Webster, A.B.
Poultry science 2007 v.86 no.6 pp. 1253-1259
domestic animals, animal care, animal welfare, guidelines, animal well-being, ethics, animal husbandry, animal health, animal housing, agricultural law

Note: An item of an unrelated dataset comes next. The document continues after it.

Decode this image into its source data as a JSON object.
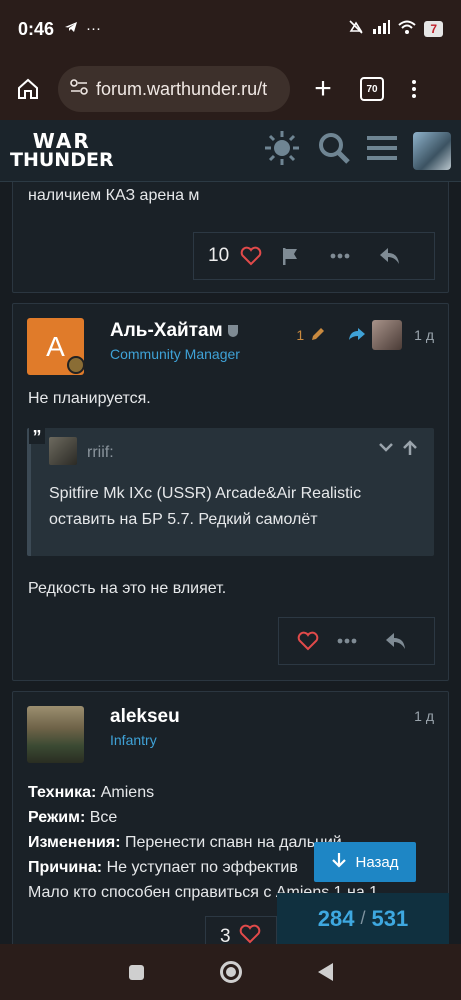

Two notions broadly accepted in developed western societies have made animal care guidelines inevitable. These are that domestic animals are sentient and that humans are responsible to ensure the proper care of domestic animals. Despite these common views, people have differing moral understandings of the human-animal relationship, and there are sharp divisions over how these views should be applied to domestic animal care. Animal care guidelines have been developed by different nations at several organizational levels to represent a compromise that is acceptable to most people. These organizational levels include individual poultry companies, national poultry associations, individual customers of the poultry industry, national associations of customer companies, national governments, and international organizations. Animal care guideline development has typically included input from producers and scientists and, depending on the sponsoring organization, animal advocates and government representatives as well. Animal advocacy groups have also sought to influence domestic animal care by campaigning against animal production practices or by offering their preferred guidelines for producers to adopt in the hope that the endorsement of the welfare group would add value to the product. Originally, animal care guidelines were only recommended, with little or no requirement for compliance. In recent years, the need for retail companies to assure certain welfare standards has led to animal welfare auditing of production facilities. Animal care guidelines primarily have sought to establish standards for handling and husbandry in existing production systems. Future guidelines may put increasing emphasis on adoption of alternative management practices or housing systems. International animal care guidelines are being developed on 2 levels (i.e., among national governments to create a common standard for trade in animal products and within international retail companies to create company-wide animal care standards). These initiatives should tend to unify farm animal care standards worldwide but perhaps at a level some nations might consider lower than preferable.